::: Record set :::

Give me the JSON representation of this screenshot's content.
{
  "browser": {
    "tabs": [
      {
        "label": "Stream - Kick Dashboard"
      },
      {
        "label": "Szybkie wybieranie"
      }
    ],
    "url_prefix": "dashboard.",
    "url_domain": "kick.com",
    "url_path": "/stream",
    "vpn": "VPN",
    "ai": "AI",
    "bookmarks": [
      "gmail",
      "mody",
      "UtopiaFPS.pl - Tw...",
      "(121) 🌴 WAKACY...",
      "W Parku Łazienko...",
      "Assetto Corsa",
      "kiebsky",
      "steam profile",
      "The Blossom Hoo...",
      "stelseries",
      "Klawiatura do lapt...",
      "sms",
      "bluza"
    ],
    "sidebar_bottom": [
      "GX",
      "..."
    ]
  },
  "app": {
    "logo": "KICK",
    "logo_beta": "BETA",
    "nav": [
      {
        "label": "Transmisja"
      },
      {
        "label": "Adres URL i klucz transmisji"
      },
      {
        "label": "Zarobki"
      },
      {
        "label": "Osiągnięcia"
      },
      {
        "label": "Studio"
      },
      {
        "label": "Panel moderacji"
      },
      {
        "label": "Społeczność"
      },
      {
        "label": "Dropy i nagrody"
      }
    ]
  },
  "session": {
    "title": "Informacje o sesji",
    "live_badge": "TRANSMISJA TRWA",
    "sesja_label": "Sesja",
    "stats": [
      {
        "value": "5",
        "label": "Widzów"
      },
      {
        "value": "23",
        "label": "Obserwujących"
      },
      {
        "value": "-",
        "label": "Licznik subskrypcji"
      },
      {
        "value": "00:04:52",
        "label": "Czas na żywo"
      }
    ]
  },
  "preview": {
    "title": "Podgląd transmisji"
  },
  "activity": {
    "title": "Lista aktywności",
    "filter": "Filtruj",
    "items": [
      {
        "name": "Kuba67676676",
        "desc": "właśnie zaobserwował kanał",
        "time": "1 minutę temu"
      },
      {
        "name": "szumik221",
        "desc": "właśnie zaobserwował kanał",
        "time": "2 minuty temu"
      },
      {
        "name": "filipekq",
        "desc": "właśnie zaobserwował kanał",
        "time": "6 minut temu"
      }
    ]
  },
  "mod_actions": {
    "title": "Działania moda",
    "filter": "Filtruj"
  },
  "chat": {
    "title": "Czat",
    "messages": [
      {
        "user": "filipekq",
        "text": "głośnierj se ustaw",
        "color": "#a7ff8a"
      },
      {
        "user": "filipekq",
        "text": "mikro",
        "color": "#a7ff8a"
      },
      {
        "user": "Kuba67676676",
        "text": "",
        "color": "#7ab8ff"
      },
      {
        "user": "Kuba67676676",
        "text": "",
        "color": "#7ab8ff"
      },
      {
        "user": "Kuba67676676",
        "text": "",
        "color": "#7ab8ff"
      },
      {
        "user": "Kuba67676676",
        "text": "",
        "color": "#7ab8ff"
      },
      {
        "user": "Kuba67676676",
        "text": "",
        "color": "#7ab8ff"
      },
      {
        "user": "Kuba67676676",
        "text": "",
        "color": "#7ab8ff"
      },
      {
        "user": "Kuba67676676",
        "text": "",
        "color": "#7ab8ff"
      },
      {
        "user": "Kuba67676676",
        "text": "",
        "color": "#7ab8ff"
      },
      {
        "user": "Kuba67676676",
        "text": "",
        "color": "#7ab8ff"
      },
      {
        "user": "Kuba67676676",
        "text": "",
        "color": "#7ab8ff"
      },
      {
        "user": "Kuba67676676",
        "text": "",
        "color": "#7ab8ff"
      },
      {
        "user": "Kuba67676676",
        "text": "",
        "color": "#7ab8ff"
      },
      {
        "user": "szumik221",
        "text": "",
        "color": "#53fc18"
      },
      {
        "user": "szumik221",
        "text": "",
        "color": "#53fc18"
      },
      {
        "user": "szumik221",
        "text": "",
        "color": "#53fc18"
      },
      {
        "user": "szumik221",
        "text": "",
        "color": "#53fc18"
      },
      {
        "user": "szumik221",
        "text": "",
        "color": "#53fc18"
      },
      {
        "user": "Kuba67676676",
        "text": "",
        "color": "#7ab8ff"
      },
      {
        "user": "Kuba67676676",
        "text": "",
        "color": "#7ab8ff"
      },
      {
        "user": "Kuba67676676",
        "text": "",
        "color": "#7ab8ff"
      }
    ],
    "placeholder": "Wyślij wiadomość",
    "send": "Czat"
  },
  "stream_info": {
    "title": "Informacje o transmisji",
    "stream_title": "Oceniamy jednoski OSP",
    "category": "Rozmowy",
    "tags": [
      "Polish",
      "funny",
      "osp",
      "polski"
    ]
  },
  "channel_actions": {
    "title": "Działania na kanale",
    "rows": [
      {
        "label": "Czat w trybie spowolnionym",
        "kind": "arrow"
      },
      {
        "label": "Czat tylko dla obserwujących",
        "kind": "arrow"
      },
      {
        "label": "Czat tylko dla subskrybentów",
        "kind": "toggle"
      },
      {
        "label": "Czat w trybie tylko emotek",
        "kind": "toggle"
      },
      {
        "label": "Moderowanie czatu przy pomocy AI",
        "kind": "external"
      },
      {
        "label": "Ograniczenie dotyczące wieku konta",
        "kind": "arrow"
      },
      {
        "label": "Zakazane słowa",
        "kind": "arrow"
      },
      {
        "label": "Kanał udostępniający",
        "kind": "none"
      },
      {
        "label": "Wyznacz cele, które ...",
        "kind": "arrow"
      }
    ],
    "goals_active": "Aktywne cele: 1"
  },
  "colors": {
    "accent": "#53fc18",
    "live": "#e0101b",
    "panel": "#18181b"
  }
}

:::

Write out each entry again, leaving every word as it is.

Give me the JSON representation of this screenshot's content.
{
  "browser": {
    "tabs": [
      {
        "label": "Stream - Kick Dashboard"
      },
      {
        "label": "Szybkie wybieranie"
      }
    ],
    "url_prefix": "dashboard.",
    "url_domain": "kick.com",
    "url_path": "/stream",
    "vpn": "VPN",
    "ai": "AI",
    "bookmarks": [
      "gmail",
      "mody",
      "UtopiaFPS.pl - Tw...",
      "(121) 🌴 WAKACY...",
      "W Parku Łazienko...",
      "Assetto Corsa",
      "kiebsky",
      "steam profile",
      "The Blossom Hoo...",
      "stelseries",
      "Klawiatura do lapt...",
      "sms",
      "bluza"
    ],
    "sidebar_bottom": [
      "GX",
      "..."
    ]
  },
  "app": {
    "logo": "KICK",
    "logo_beta": "BETA",
    "nav": [
      {
        "label": "Transmisja"
      },
      {
        "label": "Adres URL i klucz transmisji"
      },
      {
        "label": "Zarobki"
      },
      {
        "label": "Osiągnięcia"
      },
      {
        "label": "Studio"
      },
      {
        "label": "Panel moderacji"
      },
      {
        "label": "Społeczność"
      },
      {
        "label": "Dropy i nagrody"
      }
    ]
  },
  "session": {
    "title": "Informacje o sesji",
    "live_badge": "TRANSMISJA TRWA",
    "sesja_label": "Sesja",
    "stats": [
      {
        "value": "5",
        "label": "Widzów"
      },
      {
        "value": "23",
        "label": "Obserwujących"
      },
      {
        "value": "-",
        "label": "Licznik subskrypcji"
      },
      {
        "value": "00:04:52",
        "label": "Czas na żywo"
      }
    ]
  },
  "preview": {
    "title": "Podgląd transmisji"
  },
  "activity": {
    "title": "Lista aktywności",
    "filter": "Filtruj",
    "items": [
      {
        "name": "Kuba67676676",
        "desc": "właśnie zaobserwował kanał",
        "time": "1 minutę temu"
      },
      {
        "name": "szumik221",
        "desc": "właśnie zaobserwował kanał",
        "time": "2 minuty temu"
      },
      {
        "name": "filipekq",
        "desc": "właśnie zaobserwował kanał",
        "time": "6 minut temu"
      }
    ]
  },
  "mod_actions": {
    "title": "Działania moda",
    "filter": "Filtruj"
  },
  "chat": {
    "title": "Czat",
    "messages": [
      {
        "user": "filipekq",
        "text": "głośnierj se ustaw",
        "color": "#a7ff8a"
      },
      {
        "user": "filipekq",
        "text": "mikro",
        "color": "#a7ff8a"
      },
      {
        "user": "Kuba67676676",
        "text": "",
        "color": "#7ab8ff"
      },
      {
        "user": "Kuba67676676",
        "text": "",
        "color": "#7ab8ff"
      },
      {
        "user": "Kuba67676676",
        "text": "",
        "color": "#7ab8ff"
      },
      {
        "user": "Kuba67676676",
        "text": "",
        "color": "#7ab8ff"
      },
      {
        "user": "Kuba67676676",
        "text": "",
        "color": "#7ab8ff"
      },
      {
        "user": "Kuba67676676",
        "text": "",
        "color": "#7ab8ff"
      },
      {
        "user": "Kuba67676676",
        "text": "",
        "color": "#7ab8ff"
      },
      {
        "user": "Kuba67676676",
        "text": "",
        "color": "#7ab8ff"
      },
      {
        "user": "Kuba67676676",
        "text": "",
        "color": "#7ab8ff"
      },
      {
        "user": "Kuba67676676",
        "text": "",
        "color": "#7ab8ff"
      },
      {
        "user": "Kuba67676676",
        "text": "",
        "color": "#7ab8ff"
      },
      {
        "user": "Kuba67676676",
        "text": "",
        "color": "#7ab8ff"
      },
      {
        "user": "szumik221",
        "text": "",
        "color": "#53fc18"
      },
      {
        "user": "szumik221",
        "text": "",
        "color": "#53fc18"
      },
      {
        "user": "szumik221",
        "text": "",
        "color": "#53fc18"
      },
      {
        "user": "szumik221",
        "text": "",
        "color": "#53fc18"
      },
      {
        "user": "szumik221",
        "text": "",
        "color": "#53fc18"
      },
      {
        "user": "Kuba67676676",
        "text": "",
        "color": "#7ab8ff"
      },
      {
        "user": "Kuba67676676",
        "text": "",
        "color": "#7ab8ff"
      },
      {
        "user": "Kuba67676676",
        "text": "",
        "color": "#7ab8ff"
      }
    ],
    "placeholder": "Wyślij wiadomość",
    "send": "Czat"
  },
  "stream_info": {
    "title": "Informacje o transmisji",
    "stream_title": "Oceniamy jednoski OSP",
    "category": "Rozmowy",
    "tags": [
      "Polish",
      "funny",
      "osp",
      "polski"
    ]
  },
  "channel_actions": {
    "title": "Działania na kanale",
    "rows": [
      {
        "label": "Czat w trybie spowolnionym",
        "kind": "arrow"
      },
      {
        "label": "Czat tylko dla obserwujących",
        "kind": "arrow"
      },
      {
        "label": "Czat tylko dla subskrybentów",
        "kind": "toggle"
      },
      {
        "label": "Czat w trybie tylko emotek",
        "kind": "toggle"
      },
      {
        "label": "Moderowanie czatu przy pomocy AI",
        "kind": "external"
      },
      {
        "label": "Ograniczenie dotyczące wieku konta",
        "kind": "arrow"
      },
      {
        "label": "Zakazane słowa",
        "kind": "arrow"
      },
      {
        "label": "Kanał udostępniający",
        "kind": "none"
      },
      {
        "label": "Wyznacz cele, które ...",
        "kind": "arrow"
      }
    ],
    "goals_active": "Aktywne cele: 1"
  },
  "colors": {
    "accent": "#53fc18",
    "live": "#e0101b",
    "panel": "#18181b"
  }
}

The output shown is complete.